Tweenbots are human-dependent robots that navigate the city with the help of pedestrians they encounter. Rolling at a constant speed, in a straight line, Tweenbots have a destination displayed on a flag, and rely on people they meet to read this flag and to aim them in the right direction to reach their goal.
The results were unexpected. Over the course of the following months, throughout numerous missions, the Tweenbots were successful in rolling from their start point to their far-away destination assisted only by strangers. Every time the robot got caught under a park bench, ground futilely against a curb, or became trapped in a pothole, some passerby would always rescue it and send it toward its goal. Never once was a Tweenbot lost or damaged. Often, people would ignore the instructions to aim the Tweenbot in the “right” direction, if that direction meant sending the robot into a perilous situation. One man turned the robot back in the direction from which it had just come, saying out loud to the Tweenbot, “You can’t go that way, it’s toward the road.”
Very cool, fun and interesting. Cute integration of technology, psychology and an inquisitive scientific mind.
One of the great American visionaries of the twentieth century, R. Buckminster Fuller (1895-1983) endeavored to see what he, a single individual, might do to benefit the largest segment of humanity while consuming the minimum of the earth’s resources. Doing “more with less” was Fuller’s credo.
Fuller’s innovative theories and designs addressed fields ranging from architecture, the visual arts, and literature to mathematics, engineering, and sustainability. He refused to treat these diverse spheres as specialized areas of investigation because it inhibited his ability to think intuitively, independently, and, in his words, “comprehensively.”
The results of more than five decades of Fuller’s integrated approach toward the design and technology of housing, transportation, cartography, and communication are displayed here, much of it for the first time. This exhibition offers a fresh look at Fuller’s life’s work for everyone who shares his sense of urgency about homelessness, poverty, diminishing natural resources, and the future of our planet.
Science and the City is (among other things) an excellent podcast series from the New York Academy of Science. The latest podcast discusses the science barge project we posted about earlier. They discuss looking at commercially viable urban farms (on rooftops in NYC) and the establishing educational gardens at schools.
The Science Barge is a prototype, sustainable urban farm and environmental education center. It is the only fully functioning demonstration of renewable energy supporting sustainable food production in New York City. The Science Barge grows tomatoes, cucumbers, and lettuce with zero net carbon emissions, zero chemical pesticides, and zero runoff.

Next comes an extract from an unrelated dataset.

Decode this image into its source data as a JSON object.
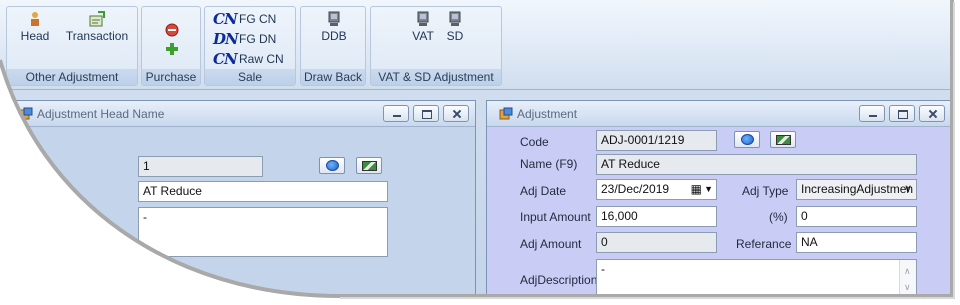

From May to October 2007, the Science Barge hosted over 3,000 schoolchildren from all five New York boroughs as well as surrounding counties as part of our environmental education program. In addition, over 6,000 adult visitors visited the facility along with press from around the world.
Limited growing space means growing upwards, with stacked pots for strawberries, and vines that grow up to the ceiling and are then folded over to grow back down. Instead of using pesticides, pests are kept in check using ladybugs, parasitic wasps, and other predators as needed. Environmentally friendly substrates such as rice husks, coconut shells, and Earth Stone (recycled glass), are used to aerate the root systems for the plants.
Most fascinating of all was the Aquaponic system for providing nutrients to the plants using catfish. Nutrients from the plants and worms feed the catfish, who produce nitrogen-rich waste, which feeds the plants. Tilapia were originally used, but eventually replaced with catfish, which were better suited to the climate. The result of all this effort is a bounty of fresh fruits and vegetables given out to all the children who visit the barge.